  4. The contents of the envelope are a pack that contains a covering letter plus individual sheets, with the top sheets relating to what the person looked at on the website.  For example, if they looked at both back pain and neck pain, then those would be the first two sheets and are supported by numerous testimonials from happy customers.

Each pack costs £2 to create and send out (including postage) and here’s how that pays for itself:

  1. 50 packs are sent to individual addresses at a total cost of £100.
  2. 10 (20%) respond positively to the information pack and book their first appointment (at a value of £35).
  3. The cost of £100 brings in sales of £350 plus ongoing treatments and referrals onto their own friends.

Of course, not all information packs generate sales but with measurement in place it’s easy to determine if it’s working.   Here’s how …

When sending information to home addresses, the pack/brochure needs to contain a reference that people can mention when making contact.  For example, a reference of 10%JAN only exists in the printed information and gives people 10% off the service/product.     When that’s quoted then the business knows for a fact the source of the enquiry was the geolocated website visitor who received an information pack in the post.

We have customers that lower their costs even further by cutting out the postage and instead hand-posting brochures through the doors of houses that they know have visited their website.   This is particularly relevant for businesses that work in a very local area.

But whether using postage or not, as long as the information sent is of a strong quality then it’s really easy to get results from this type of targeting (that most of your competitors won’t be doing), and can also be proven within the free 30 day trial we offer.

Results vary from proactively reaching out to homes that have been to your website.   The lowest return we’re aware of from customers is a 6% conversion rate.  The highest reported return rate has been 62%  In all cases, the return on investment in the printed sendouts is good and by measuring conversion rates there’s always the opportunity to strengthen the materials that are sent out.

You can find out more about geolocating individuals by postcode locations on our page here.



A1WebStats is the only system (offered free for 30 days, and then extremely affordable if continuing afterwards) in the world that offers this type of deeper functionality.
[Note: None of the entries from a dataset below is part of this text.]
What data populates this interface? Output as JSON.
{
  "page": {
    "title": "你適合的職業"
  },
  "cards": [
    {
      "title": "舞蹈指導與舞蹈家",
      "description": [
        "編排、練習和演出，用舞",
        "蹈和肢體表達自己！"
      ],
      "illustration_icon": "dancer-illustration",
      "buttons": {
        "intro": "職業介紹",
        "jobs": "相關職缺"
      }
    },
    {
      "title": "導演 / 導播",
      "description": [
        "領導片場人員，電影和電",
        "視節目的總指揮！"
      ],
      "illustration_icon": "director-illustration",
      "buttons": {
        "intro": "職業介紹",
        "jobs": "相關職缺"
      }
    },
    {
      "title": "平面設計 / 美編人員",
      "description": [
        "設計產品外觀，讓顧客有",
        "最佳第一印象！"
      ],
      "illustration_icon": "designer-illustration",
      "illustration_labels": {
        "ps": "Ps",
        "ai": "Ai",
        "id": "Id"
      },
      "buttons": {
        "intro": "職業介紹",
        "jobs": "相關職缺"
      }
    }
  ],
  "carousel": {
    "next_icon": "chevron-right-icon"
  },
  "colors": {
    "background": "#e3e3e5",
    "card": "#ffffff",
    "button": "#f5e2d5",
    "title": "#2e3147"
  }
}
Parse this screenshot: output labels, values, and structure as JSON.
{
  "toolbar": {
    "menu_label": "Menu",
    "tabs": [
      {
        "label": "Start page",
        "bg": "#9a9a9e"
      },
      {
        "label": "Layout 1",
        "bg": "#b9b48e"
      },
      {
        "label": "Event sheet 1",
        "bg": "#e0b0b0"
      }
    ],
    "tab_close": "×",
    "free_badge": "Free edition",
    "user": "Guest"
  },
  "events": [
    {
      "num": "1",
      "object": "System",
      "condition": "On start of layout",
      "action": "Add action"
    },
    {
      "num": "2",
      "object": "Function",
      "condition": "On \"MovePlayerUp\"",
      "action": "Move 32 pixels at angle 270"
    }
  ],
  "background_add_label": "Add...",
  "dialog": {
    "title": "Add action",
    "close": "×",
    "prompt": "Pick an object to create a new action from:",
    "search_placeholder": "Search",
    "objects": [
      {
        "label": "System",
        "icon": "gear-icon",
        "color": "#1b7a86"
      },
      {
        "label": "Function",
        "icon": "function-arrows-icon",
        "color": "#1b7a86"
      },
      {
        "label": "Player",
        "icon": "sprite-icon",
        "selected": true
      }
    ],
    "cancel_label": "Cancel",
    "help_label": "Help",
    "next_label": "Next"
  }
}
If you’ve got any questions about using geolocated data to help you gain more business from your website visitors, please do contact us, and we’ll be happy to help.